Legislation that would repeal the DOL’s fiduciary rule would have a negligible effect on federal revenues, say multiple cost estimates.
The Affordable Retirement Advice Act for Savers (H.R. 2823), introduced by Rep. David Roe (R-TN) on June 8, 2017, would repeal the fiduciary rule. The bill also would:
- amend the prohibited transaction rules applicable to fiduciaries of employer-sponsored pension and retirement plans, IRAs, and health savings accounts (HSAs);
- add a definition of investment advice that would be used to determine when a fiduciary relationship exists;
- add a new statutory exemption related to investment advice that a fiduciary can provide to those tax-favored plans and accounts, plan participants or beneficiaries; and
- change requirements regarding disclosure of potential compensation accruing to the fiduciary or an affiliate.
According to the Congressional Budget Office (CBO), the Joint Committee on Taxation (JCT) estimates that H.R. 2823 would have a negligible effect on federal revenues for the period 2017-27. It says that this is because pay-as-you-go procedures would apply.
Additionally, the CBO and the JCT estimate that the measure would not increase direct federal spending or budget deficits by more than $5 billion in any of the four 10-year periods beginning in 2028.

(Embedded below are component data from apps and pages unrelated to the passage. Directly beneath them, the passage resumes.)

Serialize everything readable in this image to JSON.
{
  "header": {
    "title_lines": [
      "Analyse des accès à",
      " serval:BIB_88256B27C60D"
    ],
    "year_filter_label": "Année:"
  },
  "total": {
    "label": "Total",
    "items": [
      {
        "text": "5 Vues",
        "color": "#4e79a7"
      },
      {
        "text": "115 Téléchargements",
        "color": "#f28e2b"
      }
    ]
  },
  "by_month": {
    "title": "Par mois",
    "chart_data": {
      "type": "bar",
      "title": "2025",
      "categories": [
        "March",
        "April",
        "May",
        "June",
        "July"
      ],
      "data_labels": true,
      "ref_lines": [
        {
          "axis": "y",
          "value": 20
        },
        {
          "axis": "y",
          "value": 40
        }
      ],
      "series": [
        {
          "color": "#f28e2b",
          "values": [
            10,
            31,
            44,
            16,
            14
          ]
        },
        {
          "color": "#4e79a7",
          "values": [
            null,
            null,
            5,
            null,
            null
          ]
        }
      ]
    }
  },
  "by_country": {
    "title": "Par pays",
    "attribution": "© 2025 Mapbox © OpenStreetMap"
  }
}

The House Committee on Education and the Workforce passed H.R. 2823 by a 23-17 vote on July 19; it is still before the House Ways and Means Committee.